Task instructions
Recreate the listing that follows line for line, without pictures.

*** Records for the exercise ***

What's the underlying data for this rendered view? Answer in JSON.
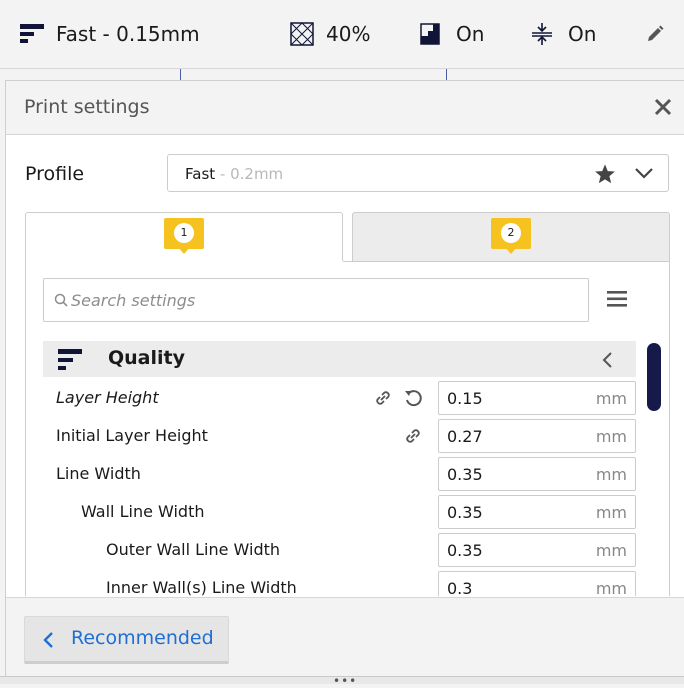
{
  "topbar": {
    "profile": "Fast - 0.15mm",
    "infill": "40%",
    "support": "On",
    "adhesion": "On"
  },
  "panel": {
    "title": "Print settings",
    "profile_label": "Profile",
    "profile_value": "Fast",
    "profile_sub": " - 0.2mm",
    "tabs": [
      {
        "badge": "1"
      },
      {
        "badge": "2"
      }
    ],
    "search_placeholder": "Search settings",
    "category": "Quality",
    "settings": [
      {
        "label": "Layer Height",
        "value": "0.15",
        "unit": "mm"
      },
      {
        "label": "Initial Layer Height",
        "value": "0.27",
        "unit": "mm"
      },
      {
        "label": "Line Width",
        "value": "0.35",
        "unit": "mm"
      },
      {
        "label": "Wall Line Width",
        "value": "0.35",
        "unit": "mm"
      },
      {
        "label": "Outer Wall Line Width",
        "value": "0.35",
        "unit": "mm"
      },
      {
        "label": "Inner Wall(s) Line Width",
        "value": "0.3",
        "unit": "mm"
      }
    ],
    "footer_button": "Recommended"
  },
  "colors": {
    "accent_blue": "#1f6ed4",
    "badge_yellow": "#f5c220",
    "scrollbar_navy": "#161a4a"
  },
  "icons": [
    "profile-icon",
    "infill-icon",
    "support-icon",
    "adhesion-icon",
    "pencil-icon",
    "close-icon",
    "star-icon",
    "chevron-down-icon",
    "search-icon",
    "hamburger-menu-icon",
    "quality-icon",
    "chevron-left-icon",
    "link-icon",
    "reset-icon"
  ]
}
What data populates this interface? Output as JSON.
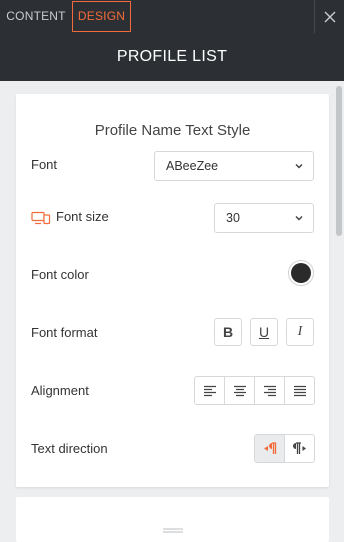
{
  "tabs": [
    {
      "label": "CONTENT",
      "active": false
    },
    {
      "label": "DESIGN",
      "active": true
    }
  ],
  "header": {
    "title": "PROFILE LIST"
  },
  "section": {
    "title": "Profile Name Text Style",
    "font": {
      "label": "Font",
      "value": "ABeeZee"
    },
    "font_size": {
      "label": "Font size",
      "value": "30",
      "icon": "devices-icon"
    },
    "font_color": {
      "label": "Font color",
      "value": "#2b2b2b"
    },
    "font_format": {
      "label": "Font format",
      "buttons": [
        "B",
        "U",
        "I"
      ]
    },
    "alignment": {
      "label": "Alignment",
      "options": [
        "left",
        "center",
        "right",
        "justify"
      ]
    },
    "text_direction": {
      "label": "Text direction",
      "options": [
        "rtl",
        "ltr"
      ],
      "selected": "rtl"
    }
  },
  "colors": {
    "accent": "#f36b3a",
    "header_bg": "#2c3034",
    "panel_bg": "#ffffff",
    "page_bg": "#eceeef"
  }
}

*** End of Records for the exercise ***

Answer
What's the underlying data for this rendered view? Answer in JSON.
{
  "topbar": {
    "profile": "Fast - 0.15mm",
    "infill": "40%",
    "support": "On",
    "adhesion": "On"
  },
  "panel": {
    "title": "Print settings",
    "profile_label": "Profile",
    "profile_value": "Fast",
    "profile_sub": " - 0.2mm",
    "tabs": [
      {
        "badge": "1"
      },
      {
        "badge": "2"
      }
    ],
    "search_placeholder": "Search settings",
    "category": "Quality",
    "settings": [
      {
        "label": "Layer Height",
        "value": "0.15",
        "unit": "mm"
      },
      {
        "label": "Initial Layer Height",
        "value": "0.27",
        "unit": "mm"
      },
      {
        "label": "Line Width",
        "value": "0.35",
        "unit": "mm"
      },
      {
        "label": "Wall Line Width",
        "value": "0.35",
        "unit": "mm"
      },
      {
        "label": "Outer Wall Line Width",
        "value": "0.35",
        "unit": "mm"
      },
      {
        "label": "Inner Wall(s) Line Width",
        "value": "0.3",
        "unit": "mm"
      }
    ],
    "footer_button": "Recommended"
  },
  "colors": {
    "accent_blue": "#1f6ed4",
    "badge_yellow": "#f5c220",
    "scrollbar_navy": "#161a4a"
  },
  "icons": [
    "profile-icon",
    "infill-icon",
    "support-icon",
    "adhesion-icon",
    "pencil-icon",
    "close-icon",
    "star-icon",
    "chevron-down-icon",
    "search-icon",
    "hamburger-menu-icon",
    "quality-icon",
    "chevron-left-icon",
    "link-icon",
    "reset-icon"
  ]
}
What data populates this interface? Output as JSON.
{
  "tabs": [
    {
      "label": "CONTENT",
      "active": false
    },
    {
      "label": "DESIGN",
      "active": true
    }
  ],
  "header": {
    "title": "PROFILE LIST"
  },
  "section": {
    "title": "Profile Name Text Style",
    "font": {
      "label": "Font",
      "value": "ABeeZee"
    },
    "font_size": {
      "label": "Font size",
      "value": "30",
      "icon": "devices-icon"
    },
    "font_color": {
      "label": "Font color",
      "value": "#2b2b2b"
    },
    "font_format": {
      "label": "Font format",
      "buttons": [
        "B",
        "U",
        "I"
      ]
    },
    "alignment": {
      "label": "Alignment",
      "options": [
        "left",
        "center",
        "right",
        "justify"
      ]
    },
    "text_direction": {
      "label": "Text direction",
      "options": [
        "rtl",
        "ltr"
      ],
      "selected": "rtl"
    }
  },
  "colors": {
    "accent": "#f36b3a",
    "header_bg": "#2c3034",
    "panel_bg": "#ffffff",
    "page_bg": "#eceeef"
  }
}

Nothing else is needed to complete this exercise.